▶ Directions for this task
Restate every line of the data word for word, except for the images.
---+---
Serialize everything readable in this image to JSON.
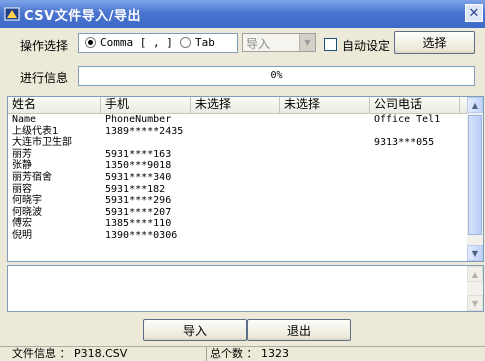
{
  "window": {
    "title": "CSV文件导入/导出"
  },
  "options": {
    "label": "操作选择",
    "radio_comma": "Comma [ , ]",
    "radio_tab": "Tab",
    "mode_select": "导入",
    "auto_label": "自动设定",
    "select_button": "选择"
  },
  "progress": {
    "label": "进行信息",
    "text": "0%",
    "value": 0
  },
  "table": {
    "columns": [
      "姓名",
      "手机",
      "未选择",
      "未选择",
      "公司电话"
    ],
    "rows": [
      [
        "Name",
        "PhoneNumber",
        "",
        "",
        "Office Tel1"
      ],
      [
        "上级代表1",
        "1389*****2435",
        "",
        "",
        ""
      ],
      [
        "大连市卫生部",
        "",
        "",
        "",
        "9313***055"
      ],
      [
        "丽芳",
        "5931****163",
        "",
        "",
        ""
      ],
      [
        "张静",
        "1350***9018",
        "",
        "",
        ""
      ],
      [
        "丽芳宿舍",
        "5931****340",
        "",
        "",
        ""
      ],
      [
        "丽容",
        "5931***182",
        "",
        "",
        ""
      ],
      [
        "何晓宇",
        "5931****296",
        "",
        "",
        ""
      ],
      [
        "何晓波",
        "5931****207",
        "",
        "",
        ""
      ],
      [
        "傅宏",
        "1385****110",
        "",
        "",
        ""
      ],
      [
        "倪明",
        "1390****0306",
        "",
        "",
        ""
      ],
      [
        "",
        "",
        "",
        "",
        ""
      ]
    ]
  },
  "buttons": {
    "import": "导入",
    "exit": "退出"
  },
  "status": {
    "file_label": "文件信息 ： P318.CSV",
    "total_label": "总个数 ： 1323"
  }
}
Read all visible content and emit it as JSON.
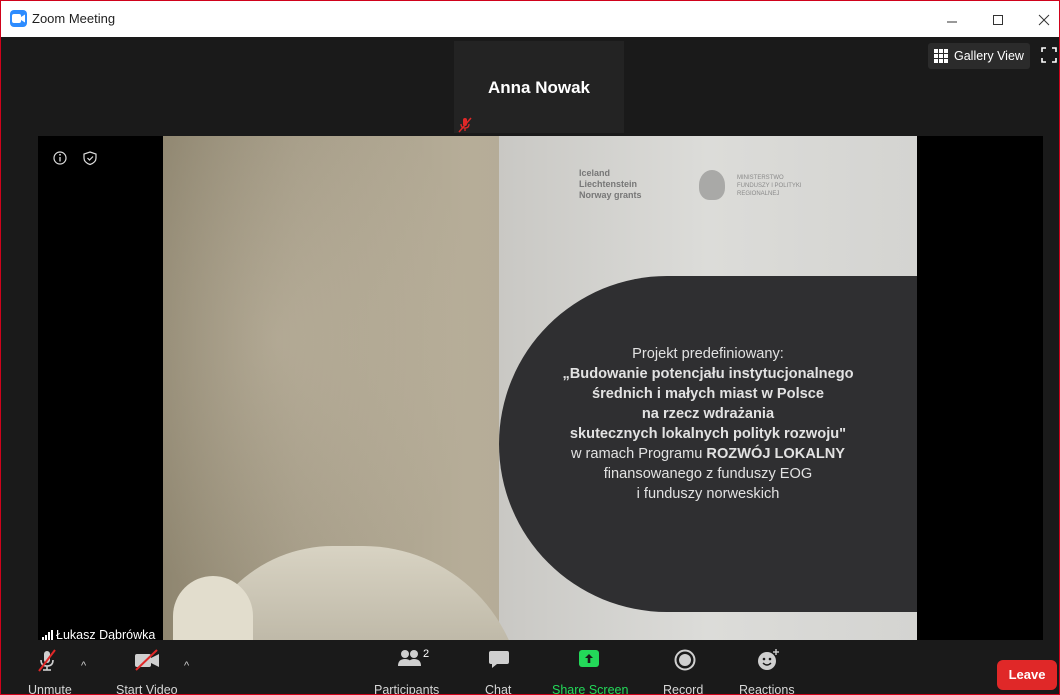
{
  "window": {
    "title": "Zoom Meeting"
  },
  "active_speaker": {
    "name": "Anna Nowak"
  },
  "view_controls": {
    "gallery_label": "Gallery View"
  },
  "main_video": {
    "participant_name": "Łukasz Dąbrówka",
    "poster": {
      "logo_lines": [
        "Iceland",
        "Liechtenstein",
        "Norway grants"
      ],
      "ministry_lines": [
        "MINISTERSTWO",
        "FUNDUSZY I POLITYKI",
        "REGIONALNEJ"
      ],
      "banner_lines": [
        "Projekt predefiniowany:",
        "„Budowanie potencjału instytucjonalnego",
        "średnich i małych miast w Polsce",
        "na rzecz wdrażania",
        "skutecznych lokalnych polityk rozwoju\"",
        "w ramach Programu",
        "ROZWÓJ LOKALNY",
        "finansowanego z funduszy EOG",
        "i funduszy norweskich"
      ]
    }
  },
  "toolbar": {
    "unmute_label": "Unmute",
    "start_video_label": "Start Video",
    "participants_label": "Participants",
    "participants_count": "2",
    "chat_label": "Chat",
    "share_screen_label": "Share Screen",
    "record_label": "Record",
    "reactions_label": "Reactions",
    "leave_label": "Leave"
  },
  "colors": {
    "accent_blue": "#2d8cff",
    "share_green": "#23d959",
    "leave_red": "#e02828",
    "mute_red": "#e02828"
  }
}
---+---
▶ Output
Serialize everything readable in this image to JSON.
{
  "window": {
    "title": "CSV文件导入/导出"
  },
  "options": {
    "label": "操作选择",
    "radio_comma": "Comma [ , ]",
    "radio_tab": "Tab",
    "mode_select": "导入",
    "auto_label": "自动设定",
    "select_button": "选择"
  },
  "progress": {
    "label": "进行信息",
    "text": "0%",
    "value": 0
  },
  "table": {
    "columns": [
      "姓名",
      "手机",
      "未选择",
      "未选择",
      "公司电话"
    ],
    "rows": [
      [
        "Name",
        "PhoneNumber",
        "",
        "",
        "Office Tel1"
      ],
      [
        "上级代表1",
        "1389*****2435",
        "",
        "",
        ""
      ],
      [
        "大连市卫生部",
        "",
        "",
        "",
        "9313***055"
      ],
      [
        "丽芳",
        "5931****163",
        "",
        "",
        ""
      ],
      [
        "张静",
        "1350***9018",
        "",
        "",
        ""
      ],
      [
        "丽芳宿舍",
        "5931****340",
        "",
        "",
        ""
      ],
      [
        "丽容",
        "5931***182",
        "",
        "",
        ""
      ],
      [
        "何晓宇",
        "5931****296",
        "",
        "",
        ""
      ],
      [
        "何晓波",
        "5931****207",
        "",
        "",
        ""
      ],
      [
        "傅宏",
        "1385****110",
        "",
        "",
        ""
      ],
      [
        "倪明",
        "1390****0306",
        "",
        "",
        ""
      ],
      [
        "",
        "",
        "",
        "",
        ""
      ]
    ]
  },
  "buttons": {
    "import": "导入",
    "exit": "退出"
  },
  "status": {
    "file_label": "文件信息 ： P318.CSV",
    "total_label": "总个数 ： 1323"
  }
}
Read all visible content and emit it as JSON.
{
  "window": {
    "title": "Zoom Meeting"
  },
  "active_speaker": {
    "name": "Anna Nowak"
  },
  "view_controls": {
    "gallery_label": "Gallery View"
  },
  "main_video": {
    "participant_name": "Łukasz Dąbrówka",
    "poster": {
      "logo_lines": [
        "Iceland",
        "Liechtenstein",
        "Norway grants"
      ],
      "ministry_lines": [
        "MINISTERSTWO",
        "FUNDUSZY I POLITYKI",
        "REGIONALNEJ"
      ],
      "banner_lines": [
        "Projekt predefiniowany:",
        "„Budowanie potencjału instytucjonalnego",
        "średnich i małych miast w Polsce",
        "na rzecz wdrażania",
        "skutecznych lokalnych polityk rozwoju\"",
        "w ramach Programu",
        "ROZWÓJ LOKALNY",
        "finansowanego z funduszy EOG",
        "i funduszy norweskich"
      ]
    }
  },
  "toolbar": {
    "unmute_label": "Unmute",
    "start_video_label": "Start Video",
    "participants_label": "Participants",
    "participants_count": "2",
    "chat_label": "Chat",
    "share_screen_label": "Share Screen",
    "record_label": "Record",
    "reactions_label": "Reactions",
    "leave_label": "Leave"
  },
  "colors": {
    "accent_blue": "#2d8cff",
    "share_green": "#23d959",
    "leave_red": "#e02828",
    "mute_red": "#e02828"
  }
}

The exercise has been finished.